Only two states, Iowa and South Carolina, have passed open container laws within the last year. MADD and the National Safety Council, which keeps track of drinking laws throughout the country, say that many states are like Texas, where there is an unwillingness to legislate against drinking and driving.

Several years ago, a South African journalist attended a press conference by Col. Jim Adams of the Texas Department of Public Safety. The recently arrived journalist, having noticed a number of persons drinking beer as they drove through the streets of Houston, asked Adams if there should not be a law against the practice.

Adams’ reply was that Texans did not like that kind of new law.

Joe Darnall, an official with the Texas Alcohol Beverage Control Board, put it another way: “Down in this part of the country, people don’t like too much regulation. It was the same way when I came to Texas 30 years ago. It’s been like that forever.


“It’s kind of hard to pinpoint support for it (drinking and driving) on a regional basis,” he said. But areas of support “can be out in West Texas or in the Houston metroplex where people sometimes have an hour’s commute.”

Little Hope for Bills

A bill introduced in the last session of the Texas Legislature, calling for establishment of an open container law, died in committee. Similar bills have again been introduced in both the Texas House and Senate this year, but the sponsors have little hope that their measures will pass. They say Texas will probably raise the drinking age to 21, but only because, under new federal law, not doing so would threaten the flow of federal highway funds into state coffers.

State Rep. Gary Thompson, a Democrat from Abilene, is one of those who will push for legislation to make open containers in vehicles illegal during the legislative session, which began last week. He also has introduced a bill that would copy Massachusetts’ law outlawing happy hours. But he said Texans’ unwillingness to change their habits, along with liquor lobby pressure, will probably prevent passage.

“I’ve always thought it was ridiculous to allow people to drink and drive at the same time,” he said. Speaking about legislation to ban open containers in vehicles, he said: “Of all the liquor laws I can think of, this is the most easily defended.”

‘Frontier Mentality’

“But it is sacrosanct in Texas because of the frontier mentality that is so much a part of the state. I think it derives from sportsmen who like tooling around in their pickups, or Joe Six-Pack drinking a beer on the way home from work. Those who are against the law will just ask why you are punishing Joe Six-Pack when he’s not doing anybody any harm by having a beer on the way home.”

State Sen. Bill Sarpalius of Amarillo, who will sponsor the legislation in the upper house, said he finds it somewhat absurd that Texas--a state with tough laws against drunk driving--nevertheless allows persons to drink and drive.

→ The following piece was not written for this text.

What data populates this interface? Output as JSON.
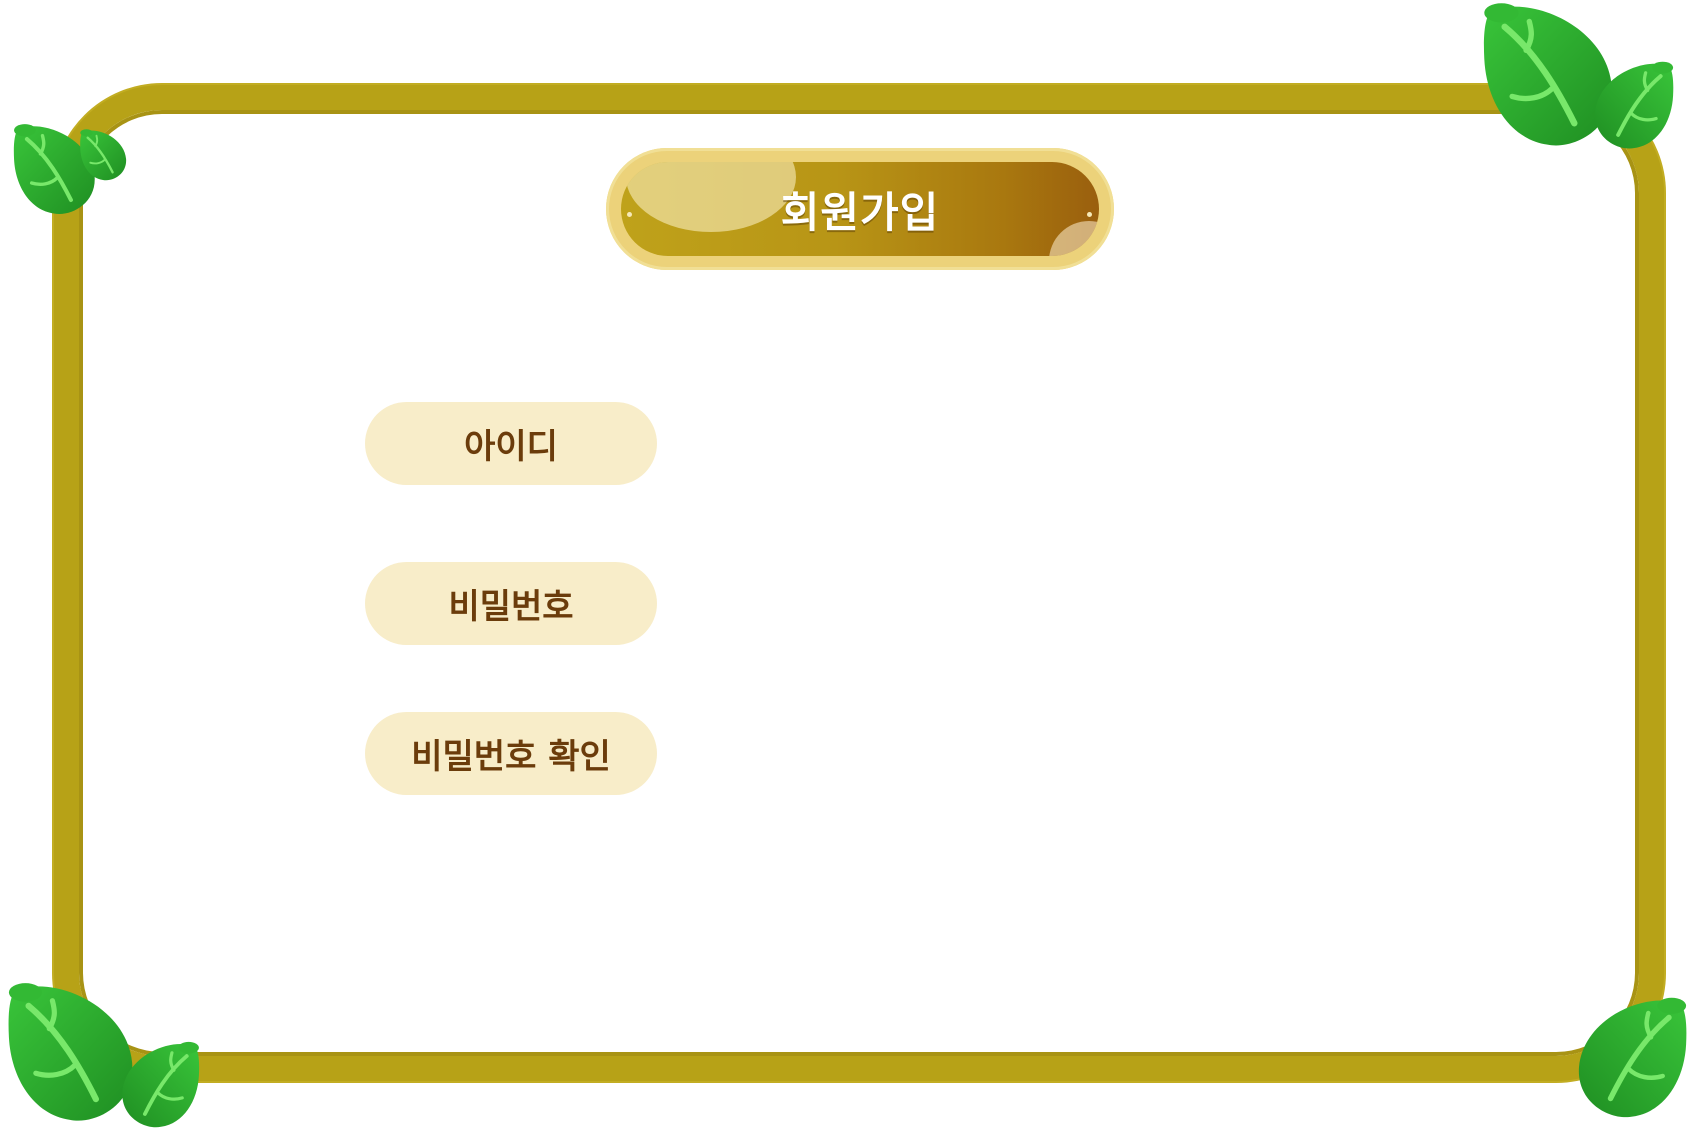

“I just don’t believe an automobile is the place to be drinking,” he said. “At home, that’s fine. Texas has always been a state where it was more socially accepted to drink, anywhere you wanted to--in a car or walking down the street. It’s something that was always accepted in Texas, but the times have changed.”

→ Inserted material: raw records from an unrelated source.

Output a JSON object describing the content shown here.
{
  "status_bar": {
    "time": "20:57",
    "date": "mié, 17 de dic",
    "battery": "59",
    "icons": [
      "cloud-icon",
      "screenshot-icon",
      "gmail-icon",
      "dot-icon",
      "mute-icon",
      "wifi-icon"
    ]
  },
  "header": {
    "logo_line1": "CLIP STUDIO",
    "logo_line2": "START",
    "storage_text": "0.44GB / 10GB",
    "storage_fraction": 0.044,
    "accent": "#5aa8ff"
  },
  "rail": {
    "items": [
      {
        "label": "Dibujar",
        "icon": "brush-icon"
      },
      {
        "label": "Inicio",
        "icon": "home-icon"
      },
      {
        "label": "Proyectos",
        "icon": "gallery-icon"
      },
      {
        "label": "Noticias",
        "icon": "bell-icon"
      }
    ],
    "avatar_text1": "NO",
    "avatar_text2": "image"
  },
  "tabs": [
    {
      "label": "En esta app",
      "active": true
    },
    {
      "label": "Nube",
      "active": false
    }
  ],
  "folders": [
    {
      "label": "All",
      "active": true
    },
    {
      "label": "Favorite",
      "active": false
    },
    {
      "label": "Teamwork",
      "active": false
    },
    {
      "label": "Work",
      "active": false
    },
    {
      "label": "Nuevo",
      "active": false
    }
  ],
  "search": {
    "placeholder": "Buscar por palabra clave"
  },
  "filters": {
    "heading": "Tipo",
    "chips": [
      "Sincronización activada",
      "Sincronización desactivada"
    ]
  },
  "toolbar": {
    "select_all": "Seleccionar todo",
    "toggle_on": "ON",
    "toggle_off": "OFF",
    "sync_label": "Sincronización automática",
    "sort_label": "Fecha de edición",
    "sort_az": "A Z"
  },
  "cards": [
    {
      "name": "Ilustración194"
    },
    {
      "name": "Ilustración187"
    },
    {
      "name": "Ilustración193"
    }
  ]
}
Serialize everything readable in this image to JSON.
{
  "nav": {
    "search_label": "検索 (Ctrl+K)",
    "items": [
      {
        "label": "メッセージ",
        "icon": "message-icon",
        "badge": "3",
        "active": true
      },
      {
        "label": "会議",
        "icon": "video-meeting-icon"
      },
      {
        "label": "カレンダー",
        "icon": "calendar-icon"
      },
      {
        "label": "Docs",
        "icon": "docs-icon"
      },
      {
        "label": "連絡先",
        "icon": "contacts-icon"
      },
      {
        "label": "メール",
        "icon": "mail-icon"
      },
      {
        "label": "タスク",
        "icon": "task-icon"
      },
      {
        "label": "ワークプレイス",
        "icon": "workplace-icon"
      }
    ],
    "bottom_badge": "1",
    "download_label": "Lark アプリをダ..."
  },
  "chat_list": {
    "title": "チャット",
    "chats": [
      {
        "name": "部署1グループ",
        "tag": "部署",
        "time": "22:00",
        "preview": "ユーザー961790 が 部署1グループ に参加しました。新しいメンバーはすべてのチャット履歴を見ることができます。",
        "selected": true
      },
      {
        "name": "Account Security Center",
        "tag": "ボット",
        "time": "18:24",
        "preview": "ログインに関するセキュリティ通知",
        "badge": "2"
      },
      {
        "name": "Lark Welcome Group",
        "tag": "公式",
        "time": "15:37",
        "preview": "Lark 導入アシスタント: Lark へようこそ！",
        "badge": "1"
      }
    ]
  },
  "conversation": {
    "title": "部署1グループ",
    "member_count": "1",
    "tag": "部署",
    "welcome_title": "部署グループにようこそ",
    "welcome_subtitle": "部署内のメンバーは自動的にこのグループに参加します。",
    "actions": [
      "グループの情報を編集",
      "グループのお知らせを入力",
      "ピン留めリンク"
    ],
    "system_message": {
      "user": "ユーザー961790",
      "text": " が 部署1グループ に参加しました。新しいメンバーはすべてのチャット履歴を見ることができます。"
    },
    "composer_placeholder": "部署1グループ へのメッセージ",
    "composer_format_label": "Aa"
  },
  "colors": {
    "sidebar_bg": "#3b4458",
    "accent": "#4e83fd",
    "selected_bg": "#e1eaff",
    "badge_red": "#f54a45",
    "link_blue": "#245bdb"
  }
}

Behind the Scenes

Thompson said he believes that the Texas liquor industry will probably take a mild stance publicly on the open container bill while working against it behind the scenes. Officials of both the Texas Licensed Beverage Distributors and the Texas Wholesale Beer Distributors declined to return repeated telephone calls regarding the legislation. Spokesmen for the nationwide Distilled Spirits Council and the U.S. Brewers Assn. said that neither group had an official policy regarding open container laws.

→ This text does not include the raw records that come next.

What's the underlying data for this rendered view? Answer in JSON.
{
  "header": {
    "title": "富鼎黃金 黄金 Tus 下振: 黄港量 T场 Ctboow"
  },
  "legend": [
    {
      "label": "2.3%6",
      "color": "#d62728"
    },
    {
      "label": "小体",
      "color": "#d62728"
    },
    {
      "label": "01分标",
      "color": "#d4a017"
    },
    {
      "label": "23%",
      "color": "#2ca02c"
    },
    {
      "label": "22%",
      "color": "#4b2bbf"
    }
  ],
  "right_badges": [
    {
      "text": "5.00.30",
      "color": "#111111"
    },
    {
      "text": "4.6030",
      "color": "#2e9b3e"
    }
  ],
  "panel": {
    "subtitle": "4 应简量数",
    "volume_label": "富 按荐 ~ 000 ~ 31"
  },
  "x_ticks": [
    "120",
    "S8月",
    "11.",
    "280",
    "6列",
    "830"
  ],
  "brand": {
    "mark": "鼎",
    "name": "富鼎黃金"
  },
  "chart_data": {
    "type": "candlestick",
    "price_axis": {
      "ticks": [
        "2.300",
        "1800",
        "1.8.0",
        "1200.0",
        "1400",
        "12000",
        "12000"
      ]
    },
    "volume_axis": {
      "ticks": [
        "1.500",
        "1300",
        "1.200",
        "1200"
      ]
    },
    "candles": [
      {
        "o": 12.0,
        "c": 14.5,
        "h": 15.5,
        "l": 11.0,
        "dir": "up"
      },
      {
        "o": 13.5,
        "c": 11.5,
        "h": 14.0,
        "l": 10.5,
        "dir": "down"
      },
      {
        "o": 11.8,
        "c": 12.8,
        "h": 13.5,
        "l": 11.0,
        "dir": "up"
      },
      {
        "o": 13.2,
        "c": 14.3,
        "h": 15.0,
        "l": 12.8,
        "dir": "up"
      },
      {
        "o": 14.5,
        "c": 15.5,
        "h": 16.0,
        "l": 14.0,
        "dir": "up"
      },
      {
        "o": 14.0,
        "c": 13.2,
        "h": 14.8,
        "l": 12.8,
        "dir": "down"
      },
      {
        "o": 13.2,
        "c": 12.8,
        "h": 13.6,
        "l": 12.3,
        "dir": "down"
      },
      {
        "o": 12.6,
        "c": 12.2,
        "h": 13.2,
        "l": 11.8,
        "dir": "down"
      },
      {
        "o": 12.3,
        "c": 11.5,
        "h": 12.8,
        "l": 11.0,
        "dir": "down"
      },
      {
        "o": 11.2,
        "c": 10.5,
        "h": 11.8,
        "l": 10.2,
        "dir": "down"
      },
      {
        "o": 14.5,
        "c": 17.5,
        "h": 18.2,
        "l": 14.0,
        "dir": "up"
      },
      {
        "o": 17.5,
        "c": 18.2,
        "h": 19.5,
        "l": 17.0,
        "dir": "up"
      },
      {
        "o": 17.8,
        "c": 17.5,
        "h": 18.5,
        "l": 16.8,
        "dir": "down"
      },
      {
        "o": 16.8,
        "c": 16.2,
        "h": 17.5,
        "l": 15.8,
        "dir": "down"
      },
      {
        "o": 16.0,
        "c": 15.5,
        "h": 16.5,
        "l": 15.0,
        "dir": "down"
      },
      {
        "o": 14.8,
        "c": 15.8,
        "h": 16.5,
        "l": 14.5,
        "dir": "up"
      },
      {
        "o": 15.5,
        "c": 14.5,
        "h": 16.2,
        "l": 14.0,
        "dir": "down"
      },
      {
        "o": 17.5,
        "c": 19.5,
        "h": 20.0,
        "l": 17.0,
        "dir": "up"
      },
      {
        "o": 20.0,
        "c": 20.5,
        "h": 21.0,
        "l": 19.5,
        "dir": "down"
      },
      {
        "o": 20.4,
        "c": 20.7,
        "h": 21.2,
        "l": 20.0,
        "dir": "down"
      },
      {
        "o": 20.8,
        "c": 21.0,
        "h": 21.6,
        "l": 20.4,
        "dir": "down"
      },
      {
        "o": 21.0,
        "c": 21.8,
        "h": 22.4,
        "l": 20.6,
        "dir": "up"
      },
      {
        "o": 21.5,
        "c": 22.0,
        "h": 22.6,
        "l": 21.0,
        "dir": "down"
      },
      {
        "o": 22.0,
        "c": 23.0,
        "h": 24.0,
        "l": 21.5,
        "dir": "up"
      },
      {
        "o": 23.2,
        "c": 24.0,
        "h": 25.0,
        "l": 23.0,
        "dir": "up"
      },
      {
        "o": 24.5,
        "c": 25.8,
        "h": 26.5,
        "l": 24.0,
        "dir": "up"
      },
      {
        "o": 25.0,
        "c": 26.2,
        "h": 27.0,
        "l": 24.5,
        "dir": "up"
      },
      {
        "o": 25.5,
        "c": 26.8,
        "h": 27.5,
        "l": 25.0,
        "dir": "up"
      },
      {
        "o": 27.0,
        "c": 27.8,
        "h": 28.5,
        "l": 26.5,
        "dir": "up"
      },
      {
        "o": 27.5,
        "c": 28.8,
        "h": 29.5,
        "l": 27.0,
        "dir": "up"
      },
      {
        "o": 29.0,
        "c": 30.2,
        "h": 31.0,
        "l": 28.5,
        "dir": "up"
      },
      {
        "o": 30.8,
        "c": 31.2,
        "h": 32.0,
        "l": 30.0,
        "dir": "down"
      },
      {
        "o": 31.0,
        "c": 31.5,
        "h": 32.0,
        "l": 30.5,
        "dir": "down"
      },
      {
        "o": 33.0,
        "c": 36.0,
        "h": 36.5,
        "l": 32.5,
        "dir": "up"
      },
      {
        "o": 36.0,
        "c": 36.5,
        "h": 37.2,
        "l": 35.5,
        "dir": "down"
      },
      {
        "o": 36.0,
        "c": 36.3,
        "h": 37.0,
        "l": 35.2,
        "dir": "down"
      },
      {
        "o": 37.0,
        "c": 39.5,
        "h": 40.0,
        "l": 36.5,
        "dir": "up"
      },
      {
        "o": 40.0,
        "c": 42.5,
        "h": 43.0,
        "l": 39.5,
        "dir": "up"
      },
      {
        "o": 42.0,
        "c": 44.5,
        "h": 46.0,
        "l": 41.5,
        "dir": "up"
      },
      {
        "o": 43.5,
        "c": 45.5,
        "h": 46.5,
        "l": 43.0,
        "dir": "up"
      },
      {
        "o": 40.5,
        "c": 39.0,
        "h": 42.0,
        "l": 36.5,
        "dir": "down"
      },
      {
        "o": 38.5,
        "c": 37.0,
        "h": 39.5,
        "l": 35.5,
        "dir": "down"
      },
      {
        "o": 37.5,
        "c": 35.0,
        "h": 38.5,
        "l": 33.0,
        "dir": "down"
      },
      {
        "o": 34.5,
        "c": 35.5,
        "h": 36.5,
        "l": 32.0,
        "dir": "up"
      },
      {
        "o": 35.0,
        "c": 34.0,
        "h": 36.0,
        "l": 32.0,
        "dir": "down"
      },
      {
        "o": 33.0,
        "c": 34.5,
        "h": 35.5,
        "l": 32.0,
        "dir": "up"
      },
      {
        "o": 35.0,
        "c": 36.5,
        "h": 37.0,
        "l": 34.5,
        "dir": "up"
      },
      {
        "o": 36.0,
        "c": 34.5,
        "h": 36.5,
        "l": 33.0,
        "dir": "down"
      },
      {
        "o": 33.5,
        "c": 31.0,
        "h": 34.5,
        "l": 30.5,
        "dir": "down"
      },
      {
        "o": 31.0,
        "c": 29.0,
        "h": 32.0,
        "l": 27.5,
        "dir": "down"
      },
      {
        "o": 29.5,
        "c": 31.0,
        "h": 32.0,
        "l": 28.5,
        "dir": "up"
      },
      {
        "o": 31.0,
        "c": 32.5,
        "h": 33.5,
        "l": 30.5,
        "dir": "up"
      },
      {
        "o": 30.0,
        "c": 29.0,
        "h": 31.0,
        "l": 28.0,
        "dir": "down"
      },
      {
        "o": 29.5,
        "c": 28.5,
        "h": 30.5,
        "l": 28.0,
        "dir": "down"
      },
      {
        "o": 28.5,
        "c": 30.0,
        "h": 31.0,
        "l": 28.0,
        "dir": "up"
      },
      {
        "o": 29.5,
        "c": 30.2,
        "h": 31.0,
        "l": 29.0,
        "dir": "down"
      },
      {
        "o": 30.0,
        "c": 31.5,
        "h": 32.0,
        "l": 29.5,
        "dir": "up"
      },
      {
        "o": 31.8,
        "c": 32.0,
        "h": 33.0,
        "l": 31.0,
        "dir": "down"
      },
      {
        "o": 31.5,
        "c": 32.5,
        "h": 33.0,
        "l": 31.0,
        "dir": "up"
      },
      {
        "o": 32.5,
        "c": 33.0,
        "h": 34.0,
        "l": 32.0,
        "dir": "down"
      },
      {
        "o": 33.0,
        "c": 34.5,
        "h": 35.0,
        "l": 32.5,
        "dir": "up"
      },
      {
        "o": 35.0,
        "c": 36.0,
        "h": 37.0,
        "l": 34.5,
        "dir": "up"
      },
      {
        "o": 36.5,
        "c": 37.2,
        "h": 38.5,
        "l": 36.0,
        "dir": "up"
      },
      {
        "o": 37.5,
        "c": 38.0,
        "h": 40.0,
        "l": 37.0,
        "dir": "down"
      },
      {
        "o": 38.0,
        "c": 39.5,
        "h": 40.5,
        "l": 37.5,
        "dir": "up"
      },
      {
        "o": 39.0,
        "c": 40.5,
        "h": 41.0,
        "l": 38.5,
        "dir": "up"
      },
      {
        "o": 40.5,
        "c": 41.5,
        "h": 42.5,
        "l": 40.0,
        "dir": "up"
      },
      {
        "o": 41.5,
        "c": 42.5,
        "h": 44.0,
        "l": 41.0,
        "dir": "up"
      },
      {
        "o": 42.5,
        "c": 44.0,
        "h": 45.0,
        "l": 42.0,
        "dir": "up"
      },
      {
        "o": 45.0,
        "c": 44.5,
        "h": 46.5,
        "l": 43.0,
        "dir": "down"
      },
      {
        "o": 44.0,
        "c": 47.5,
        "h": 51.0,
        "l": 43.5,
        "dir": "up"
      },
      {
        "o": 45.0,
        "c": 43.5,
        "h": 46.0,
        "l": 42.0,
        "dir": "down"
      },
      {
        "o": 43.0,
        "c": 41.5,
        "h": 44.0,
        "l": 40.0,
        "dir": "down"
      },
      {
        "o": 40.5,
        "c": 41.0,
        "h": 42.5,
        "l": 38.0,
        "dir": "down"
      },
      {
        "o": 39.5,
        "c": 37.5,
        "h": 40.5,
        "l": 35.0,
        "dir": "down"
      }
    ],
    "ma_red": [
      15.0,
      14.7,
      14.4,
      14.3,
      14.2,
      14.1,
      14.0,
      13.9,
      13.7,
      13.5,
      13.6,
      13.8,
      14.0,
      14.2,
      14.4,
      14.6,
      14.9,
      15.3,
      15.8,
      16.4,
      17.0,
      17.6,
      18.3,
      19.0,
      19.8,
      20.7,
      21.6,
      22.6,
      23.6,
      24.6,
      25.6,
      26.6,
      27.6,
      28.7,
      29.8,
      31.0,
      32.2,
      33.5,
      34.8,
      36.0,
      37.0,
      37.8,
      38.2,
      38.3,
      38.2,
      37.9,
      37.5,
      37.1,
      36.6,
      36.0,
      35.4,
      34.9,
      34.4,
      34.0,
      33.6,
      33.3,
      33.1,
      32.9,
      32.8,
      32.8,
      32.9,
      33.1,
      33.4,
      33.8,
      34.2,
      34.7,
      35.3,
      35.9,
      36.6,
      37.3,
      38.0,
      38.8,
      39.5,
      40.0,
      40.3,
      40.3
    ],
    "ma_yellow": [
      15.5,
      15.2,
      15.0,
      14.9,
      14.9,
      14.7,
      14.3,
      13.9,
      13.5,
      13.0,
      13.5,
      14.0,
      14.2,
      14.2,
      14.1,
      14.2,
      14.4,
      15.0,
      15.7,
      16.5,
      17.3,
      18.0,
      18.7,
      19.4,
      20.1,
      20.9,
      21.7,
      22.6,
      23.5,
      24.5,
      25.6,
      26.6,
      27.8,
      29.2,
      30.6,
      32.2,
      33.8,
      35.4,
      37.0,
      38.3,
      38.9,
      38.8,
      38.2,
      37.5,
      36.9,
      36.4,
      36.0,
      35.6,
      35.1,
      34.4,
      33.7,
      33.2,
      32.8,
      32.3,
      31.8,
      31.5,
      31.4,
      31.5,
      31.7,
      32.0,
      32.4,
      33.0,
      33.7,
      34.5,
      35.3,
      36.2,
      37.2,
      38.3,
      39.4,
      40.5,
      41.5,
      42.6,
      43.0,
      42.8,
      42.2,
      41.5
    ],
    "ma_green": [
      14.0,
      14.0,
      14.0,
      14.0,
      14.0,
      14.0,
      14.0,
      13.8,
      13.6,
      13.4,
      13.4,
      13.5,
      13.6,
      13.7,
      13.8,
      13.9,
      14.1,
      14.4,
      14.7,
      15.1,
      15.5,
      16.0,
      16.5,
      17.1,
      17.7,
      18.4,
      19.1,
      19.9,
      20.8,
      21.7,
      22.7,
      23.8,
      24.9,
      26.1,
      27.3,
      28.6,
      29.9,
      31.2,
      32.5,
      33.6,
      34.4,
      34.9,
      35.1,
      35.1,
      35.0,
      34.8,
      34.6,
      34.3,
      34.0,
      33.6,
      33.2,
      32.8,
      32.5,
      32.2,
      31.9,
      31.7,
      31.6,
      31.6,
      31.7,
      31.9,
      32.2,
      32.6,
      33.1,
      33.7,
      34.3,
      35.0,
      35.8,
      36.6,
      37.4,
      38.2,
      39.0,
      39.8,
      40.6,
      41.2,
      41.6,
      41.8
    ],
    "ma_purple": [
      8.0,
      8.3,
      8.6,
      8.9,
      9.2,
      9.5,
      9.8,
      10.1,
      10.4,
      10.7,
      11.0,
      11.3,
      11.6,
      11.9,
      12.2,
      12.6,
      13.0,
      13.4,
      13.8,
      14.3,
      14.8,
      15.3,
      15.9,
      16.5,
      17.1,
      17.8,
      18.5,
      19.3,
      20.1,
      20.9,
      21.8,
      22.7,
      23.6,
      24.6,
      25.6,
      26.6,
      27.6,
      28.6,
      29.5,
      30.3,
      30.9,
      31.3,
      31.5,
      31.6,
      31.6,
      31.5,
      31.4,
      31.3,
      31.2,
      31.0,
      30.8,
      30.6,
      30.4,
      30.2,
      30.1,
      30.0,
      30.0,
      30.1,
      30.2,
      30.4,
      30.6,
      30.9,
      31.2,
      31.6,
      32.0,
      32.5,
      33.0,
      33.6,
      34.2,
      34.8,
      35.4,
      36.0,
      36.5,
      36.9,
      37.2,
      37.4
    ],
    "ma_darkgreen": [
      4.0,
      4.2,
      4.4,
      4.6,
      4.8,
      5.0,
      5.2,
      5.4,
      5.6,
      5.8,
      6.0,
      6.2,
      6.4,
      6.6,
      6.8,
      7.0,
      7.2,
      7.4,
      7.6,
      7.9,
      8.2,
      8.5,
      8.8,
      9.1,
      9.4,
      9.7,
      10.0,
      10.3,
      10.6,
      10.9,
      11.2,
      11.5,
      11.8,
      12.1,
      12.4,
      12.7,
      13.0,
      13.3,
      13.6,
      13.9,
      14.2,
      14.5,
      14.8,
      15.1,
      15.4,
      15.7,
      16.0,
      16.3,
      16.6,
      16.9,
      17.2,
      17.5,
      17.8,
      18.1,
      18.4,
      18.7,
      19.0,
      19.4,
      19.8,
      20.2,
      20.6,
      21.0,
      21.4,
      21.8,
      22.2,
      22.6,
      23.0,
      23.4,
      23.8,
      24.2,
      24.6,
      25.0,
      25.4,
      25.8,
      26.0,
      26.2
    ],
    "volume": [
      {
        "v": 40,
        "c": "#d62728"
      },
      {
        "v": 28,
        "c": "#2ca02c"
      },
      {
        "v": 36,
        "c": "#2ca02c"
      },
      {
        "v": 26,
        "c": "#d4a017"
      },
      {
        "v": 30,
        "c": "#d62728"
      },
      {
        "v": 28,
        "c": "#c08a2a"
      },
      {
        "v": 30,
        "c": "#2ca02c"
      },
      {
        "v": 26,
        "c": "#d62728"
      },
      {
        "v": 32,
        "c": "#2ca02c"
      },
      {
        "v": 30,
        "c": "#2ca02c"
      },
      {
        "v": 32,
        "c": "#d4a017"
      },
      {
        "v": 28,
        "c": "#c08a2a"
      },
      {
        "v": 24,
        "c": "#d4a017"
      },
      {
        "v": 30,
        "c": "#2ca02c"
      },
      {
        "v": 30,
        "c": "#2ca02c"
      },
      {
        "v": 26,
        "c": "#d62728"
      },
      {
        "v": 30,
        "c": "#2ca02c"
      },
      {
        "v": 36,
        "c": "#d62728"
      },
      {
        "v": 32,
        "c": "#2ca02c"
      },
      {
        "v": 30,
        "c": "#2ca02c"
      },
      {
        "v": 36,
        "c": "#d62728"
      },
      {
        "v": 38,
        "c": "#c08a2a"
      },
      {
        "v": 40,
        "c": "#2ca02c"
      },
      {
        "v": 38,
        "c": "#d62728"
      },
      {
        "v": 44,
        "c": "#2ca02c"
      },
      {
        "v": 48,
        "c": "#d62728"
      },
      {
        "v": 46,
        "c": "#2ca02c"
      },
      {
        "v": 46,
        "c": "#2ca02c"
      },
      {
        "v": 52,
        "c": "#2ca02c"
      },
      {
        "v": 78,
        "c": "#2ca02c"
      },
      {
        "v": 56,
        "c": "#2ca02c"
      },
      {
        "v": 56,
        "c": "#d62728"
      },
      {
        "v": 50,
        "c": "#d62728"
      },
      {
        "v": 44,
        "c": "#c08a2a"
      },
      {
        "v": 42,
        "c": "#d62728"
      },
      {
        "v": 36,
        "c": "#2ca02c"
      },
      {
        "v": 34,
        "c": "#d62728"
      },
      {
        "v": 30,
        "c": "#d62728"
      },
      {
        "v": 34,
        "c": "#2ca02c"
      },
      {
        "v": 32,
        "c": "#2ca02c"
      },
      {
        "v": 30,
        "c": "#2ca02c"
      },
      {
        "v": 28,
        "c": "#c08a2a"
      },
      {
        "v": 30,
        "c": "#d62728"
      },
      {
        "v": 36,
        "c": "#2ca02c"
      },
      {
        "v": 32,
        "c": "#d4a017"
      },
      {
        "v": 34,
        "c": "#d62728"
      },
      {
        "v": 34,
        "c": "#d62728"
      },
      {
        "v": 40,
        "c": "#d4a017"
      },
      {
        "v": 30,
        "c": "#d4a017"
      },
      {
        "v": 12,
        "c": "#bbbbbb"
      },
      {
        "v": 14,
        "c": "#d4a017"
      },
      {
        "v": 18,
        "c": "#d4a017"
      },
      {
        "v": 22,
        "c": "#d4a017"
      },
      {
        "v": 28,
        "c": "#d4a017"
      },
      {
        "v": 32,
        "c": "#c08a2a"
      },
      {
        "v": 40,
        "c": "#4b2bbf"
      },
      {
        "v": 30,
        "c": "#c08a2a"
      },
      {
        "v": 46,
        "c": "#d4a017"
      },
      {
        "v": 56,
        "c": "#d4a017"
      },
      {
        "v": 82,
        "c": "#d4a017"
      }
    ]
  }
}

Rick Thornburg, vice president for government relations of the National Beer Wholesalers Assn., offered the only firm statement on policy. He said that if Congress tried to pass national legislation regarding open containers, or for that matter raising the legal drinking age, his group would oppose it on the basis that such laws are not the prerogative of the federal government.